Many are beginning to question whether anything has really changed at all; others maintain that things have simply got worse, that the old hegemony has been reinforced rather than loosened, widening the disparity between the wealthy and the rest.
Getting a mortgage has been put out of the reach of many people, savings are dwindling, high streets have become bleaker places and the expansion of public sector debt, partly to keep the world from plunging into a depression, means there will only be more painful austerity measures to come, affecting everything from arts funding to welfare. Politically, the shift has been to the right, particularly in Britain.
"Of course the credit crunch is leading to lots of changes and we haven't seen all of them yet," says Sir John Gieve, the former deputy governor of the Bank of England. "But in two big respects, I don't think it did change the world. First, the speed of globalisation, the integration of the global economy, including finance, is continuing, and second, it is continuing around broadly a free-market model. moreAnd the findings of just how corrupt the economic meltdown was continue to roll in.
The AIG Bailout Scandal
August 6, 2010
The government’s $182 billion bailout of insurance giant AIG should be seen as the Rosetta Stone for understanding the financial crisis and its costly aftermath. The story of American International Group explains the larger catastrophe not because this was the biggest corporate bailout in history but because AIG’s collapse and subsequent rescue involved nearly all the critical elements, including delusion and deception.
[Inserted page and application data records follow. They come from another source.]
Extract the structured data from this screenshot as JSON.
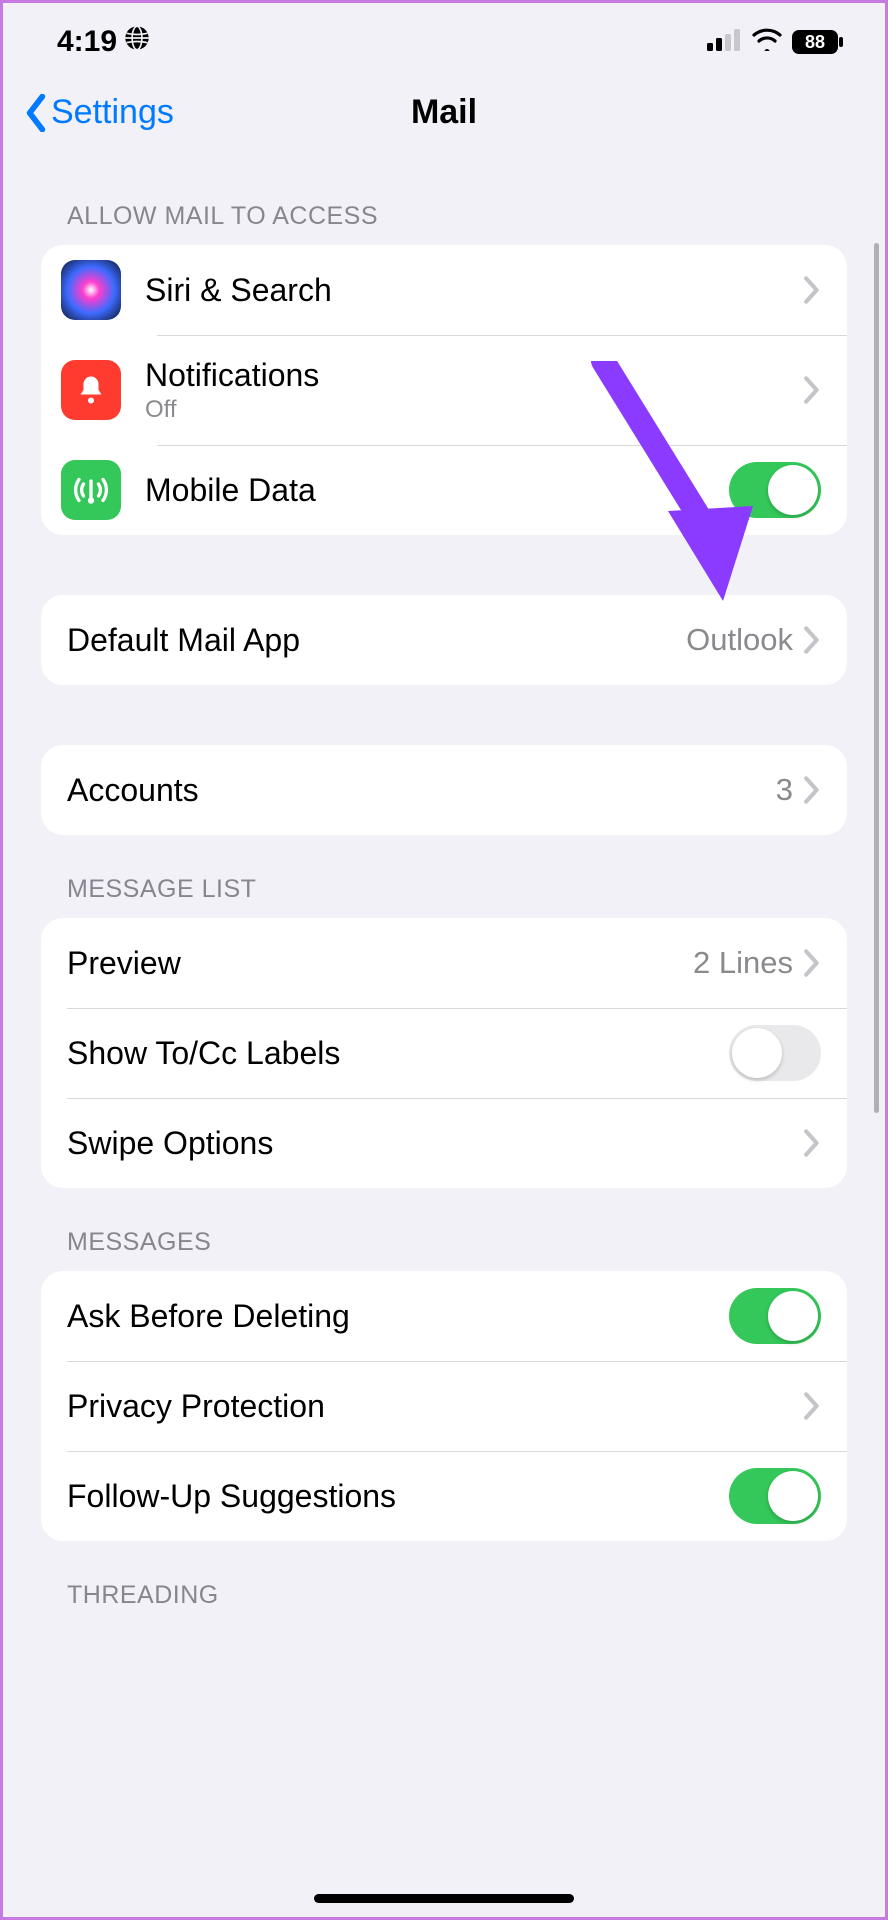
{
  "status": {
    "time": "4:19",
    "battery": "88"
  },
  "nav": {
    "back": "Settings",
    "title": "Mail"
  },
  "sections": {
    "allow": {
      "header": "ALLOW MAIL TO ACCESS",
      "siri": "Siri & Search",
      "notifications": "Notifications",
      "notifications_sub": "Off",
      "mobile_data": "Mobile Data",
      "mobile_data_on": true
    },
    "default_app": {
      "label": "Default Mail App",
      "value": "Outlook"
    },
    "accounts": {
      "label": "Accounts",
      "value": "3"
    },
    "message_list": {
      "header": "MESSAGE LIST",
      "preview": "Preview",
      "preview_value": "2 Lines",
      "show_to_cc": "Show To/Cc Labels",
      "show_to_cc_on": false,
      "swipe": "Swipe Options"
    },
    "messages": {
      "header": "MESSAGES",
      "ask_delete": "Ask Before Deleting",
      "ask_delete_on": true,
      "privacy": "Privacy Protection",
      "follow_up": "Follow-Up Suggestions",
      "follow_up_on": true
    },
    "threading": {
      "header": "THREADING"
    }
  }
}
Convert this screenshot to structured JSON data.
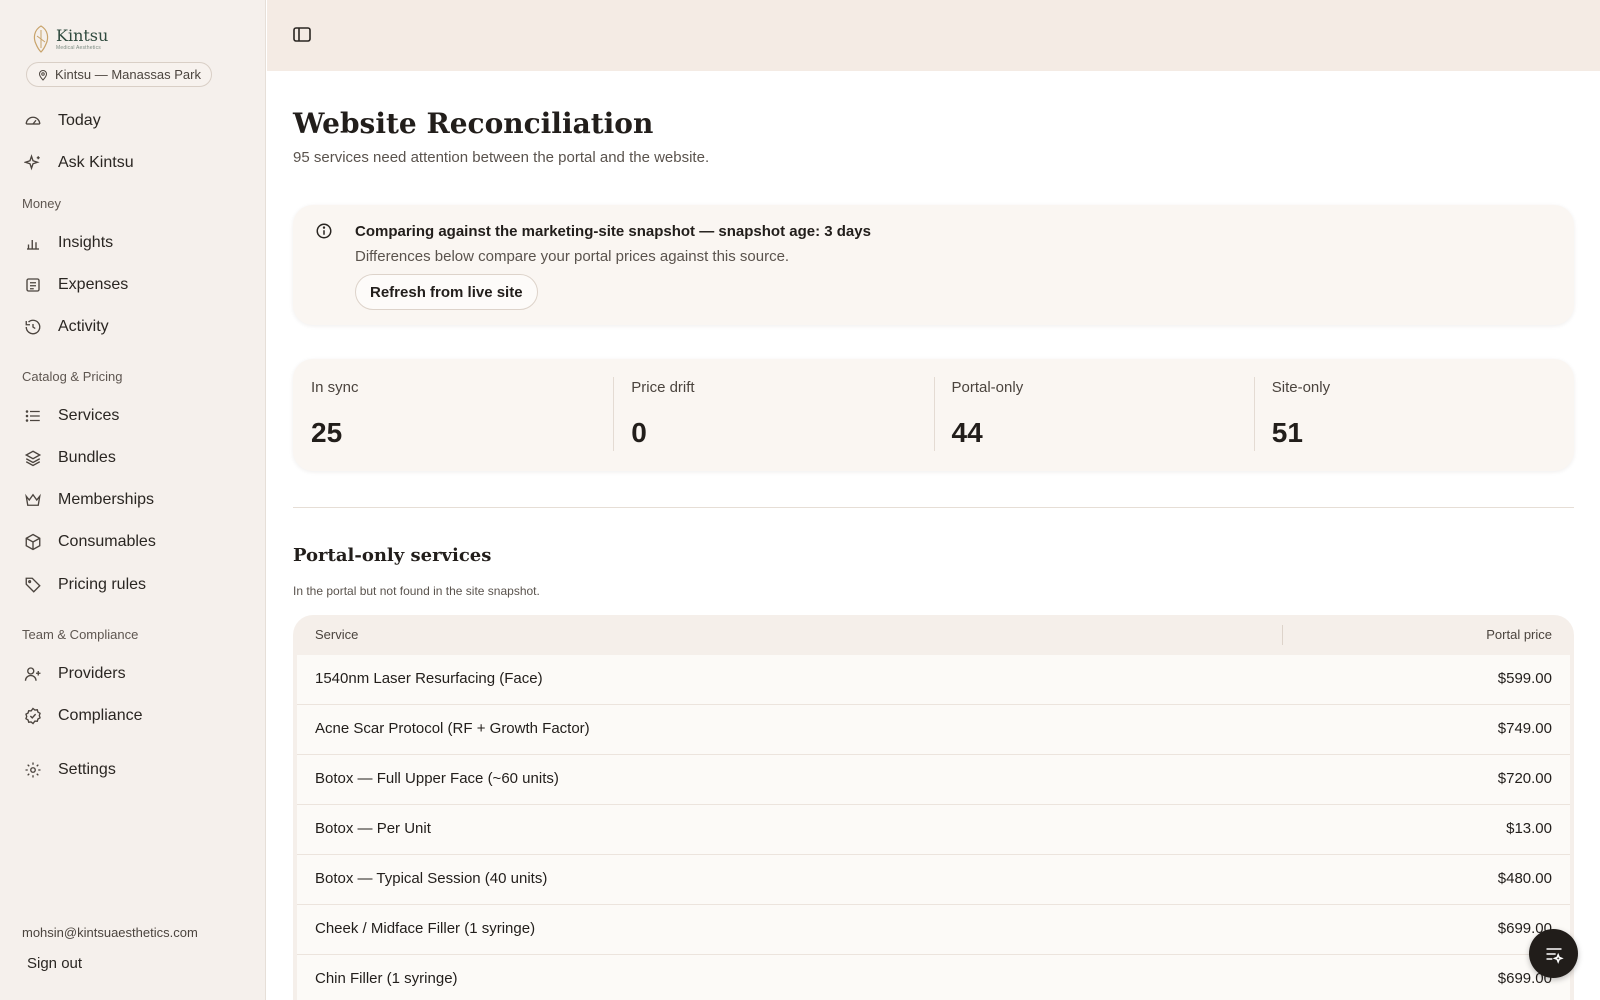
{
  "brand": {
    "name": "Kintsu",
    "tagline": "Medical Aesthetics",
    "location": "Kintsu — Manassas Park"
  },
  "sidebar": {
    "top_items": [
      {
        "label": "Today",
        "icon": "gauge-icon"
      },
      {
        "label": "Ask Kintsu",
        "icon": "sparkle-icon"
      }
    ],
    "groups": [
      {
        "label": "Money",
        "items": [
          {
            "label": "Insights",
            "icon": "bar-chart-icon"
          },
          {
            "label": "Expenses",
            "icon": "receipt-icon"
          },
          {
            "label": "Activity",
            "icon": "history-icon"
          }
        ]
      },
      {
        "label": "Catalog & Pricing",
        "items": [
          {
            "label": "Services",
            "icon": "list-icon"
          },
          {
            "label": "Bundles",
            "icon": "layers-icon"
          },
          {
            "label": "Memberships",
            "icon": "crown-icon"
          },
          {
            "label": "Consumables",
            "icon": "box-icon"
          },
          {
            "label": "Pricing rules",
            "icon": "tag-icon"
          }
        ]
      },
      {
        "label": "Team & Compliance",
        "items": [
          {
            "label": "Providers",
            "icon": "user-plus-icon"
          },
          {
            "label": "Compliance",
            "icon": "badge-check-icon"
          }
        ]
      }
    ],
    "settings": {
      "label": "Settings",
      "icon": "gear-icon"
    },
    "user_email": "mohsin@kintsuaesthetics.com",
    "sign_out": "Sign out"
  },
  "page": {
    "title": "Website Reconciliation",
    "subtitle": "95 services need attention between the portal and the website."
  },
  "notice": {
    "title": "Comparing against the marketing-site snapshot — snapshot age: 3 days",
    "description": "Differences below compare your portal prices against this source.",
    "button": "Refresh from live site"
  },
  "stats": [
    {
      "label": "In sync",
      "value": "25"
    },
    {
      "label": "Price drift",
      "value": "0"
    },
    {
      "label": "Portal-only",
      "value": "44"
    },
    {
      "label": "Site-only",
      "value": "51"
    }
  ],
  "section": {
    "title": "Portal-only services",
    "subtitle": "In the portal but not found in the site snapshot."
  },
  "table": {
    "columns": [
      "Service",
      "Portal price"
    ],
    "rows": [
      {
        "service": "1540nm Laser Resurfacing (Face)",
        "price": "$599.00"
      },
      {
        "service": "Acne Scar Protocol (RF + Growth Factor)",
        "price": "$749.00"
      },
      {
        "service": "Botox — Full Upper Face (~60 units)",
        "price": "$720.00"
      },
      {
        "service": "Botox — Per Unit",
        "price": "$13.00"
      },
      {
        "service": "Botox — Typical Session (40 units)",
        "price": "$480.00"
      },
      {
        "service": "Cheek / Midface Filler (1 syringe)",
        "price": "$699.00"
      },
      {
        "service": "Chin Filler (1 syringe)",
        "price": "$699.00"
      }
    ]
  },
  "colors": {
    "sidebar_bg": "#f5f0ec",
    "topbar_bg": "#f4ebe4",
    "card_bg": "#faf6f2",
    "brand_green": "#2f4a3e",
    "fab_bg": "#211d1a"
  }
}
These financial dealings are monstrously complicated, but this account focuses on something mere mortals can understand—moral confusion in high places, and the failure of governing institutions to fulfill their obligations to the public.
Three governmental investigative bodies have now pored through the AIG wreckage and turned up disturbing facts—the House Committee on Oversight and Reform; the Financial Crisis Inquiry Commission, which will make its report at year’s end; and the Congressional Oversight Panel (COP), which issued its report on AIG in June.
The five-member COP, chaired by Harvard professor Elizabeth Warren, has produced the most devastating and comprehensive account so far. Unanimously adopted by its bipartisan members, it provides alarming insights that should be fodder for the larger debate many citizens long to hear—why Washington rushed to forgive the very interests that produced this mess, while innocent others were made to suffer the consequences. The Congressional panel’s critique helps explain why bankers and their Washington allies do not want Elizabeth Warren to chair the new Consumer Financial Protection Bureau.
The most troubling revelation in this story is the astonishing weakness of the Federal Reserve and its incompetence as a faithful defender of the public interest.
The report concludes that the Federal Reserve Board’s intimate relations with the leading powers of Wall Street—the same banks that benefited most from the government’s massive bailout—influenced its strategic decisions on AIG. The panel accuses the Fed and the Treasury Department of brushing aside alternative approaches that would have saved tens of billions in public funds by making these same banks “share the pain.”
Bailing out AIG effectively meant rescuing Goldman Sachs, Morgan Stanley, Bank of America and Merrill Lynch (as well as a dozens of European banks) from huge losses. Those financial institutions played the derivatives game with AIG, the esoteric practice of placing financial bets on future events. AIG lost its bets, which led to its collapse. But other gamblers—the counterparties in AIG’s derivative deals—were made whole on their bets, paid off 100 cents on the dollar. Taxpayers got stuck with the bill. more